**ACTION ITEM**
Filter the records, keeping every line that has the string "Enable".
INPUT RECORDS START
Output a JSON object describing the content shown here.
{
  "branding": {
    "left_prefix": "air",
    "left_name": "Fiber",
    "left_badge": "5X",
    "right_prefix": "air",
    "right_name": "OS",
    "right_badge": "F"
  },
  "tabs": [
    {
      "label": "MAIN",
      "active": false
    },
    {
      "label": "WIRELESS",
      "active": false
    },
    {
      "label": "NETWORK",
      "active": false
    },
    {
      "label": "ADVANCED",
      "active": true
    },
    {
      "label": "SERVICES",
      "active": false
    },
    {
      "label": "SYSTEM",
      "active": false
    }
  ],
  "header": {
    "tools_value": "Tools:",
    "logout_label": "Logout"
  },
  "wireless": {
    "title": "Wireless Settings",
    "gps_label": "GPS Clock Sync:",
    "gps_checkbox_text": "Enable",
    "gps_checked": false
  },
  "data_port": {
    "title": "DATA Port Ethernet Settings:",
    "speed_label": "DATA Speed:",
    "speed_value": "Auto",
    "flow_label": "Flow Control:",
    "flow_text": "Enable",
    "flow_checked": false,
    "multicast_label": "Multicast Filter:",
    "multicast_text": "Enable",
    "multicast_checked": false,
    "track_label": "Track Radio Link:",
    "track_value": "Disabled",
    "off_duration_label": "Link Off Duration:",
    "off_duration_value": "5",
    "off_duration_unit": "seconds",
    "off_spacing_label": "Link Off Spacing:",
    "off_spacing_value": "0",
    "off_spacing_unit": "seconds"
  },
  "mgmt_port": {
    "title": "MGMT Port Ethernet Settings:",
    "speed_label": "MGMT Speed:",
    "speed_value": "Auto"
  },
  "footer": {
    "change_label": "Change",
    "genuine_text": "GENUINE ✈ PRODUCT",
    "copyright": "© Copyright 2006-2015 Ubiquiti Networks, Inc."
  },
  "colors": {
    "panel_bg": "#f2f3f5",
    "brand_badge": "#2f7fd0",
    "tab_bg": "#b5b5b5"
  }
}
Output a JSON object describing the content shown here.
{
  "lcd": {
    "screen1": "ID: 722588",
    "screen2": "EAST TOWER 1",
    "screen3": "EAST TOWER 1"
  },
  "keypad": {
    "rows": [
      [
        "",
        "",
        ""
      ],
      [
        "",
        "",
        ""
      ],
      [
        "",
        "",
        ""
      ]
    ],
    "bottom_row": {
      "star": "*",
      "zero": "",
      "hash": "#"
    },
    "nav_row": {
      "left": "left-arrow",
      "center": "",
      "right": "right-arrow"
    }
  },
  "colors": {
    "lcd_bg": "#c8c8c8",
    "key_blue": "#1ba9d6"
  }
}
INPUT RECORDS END
**SOLUTION**
    "gps_checkbox_text": "Enable",
    "flow_text": "Enable",
    "multicast_text": "Enable",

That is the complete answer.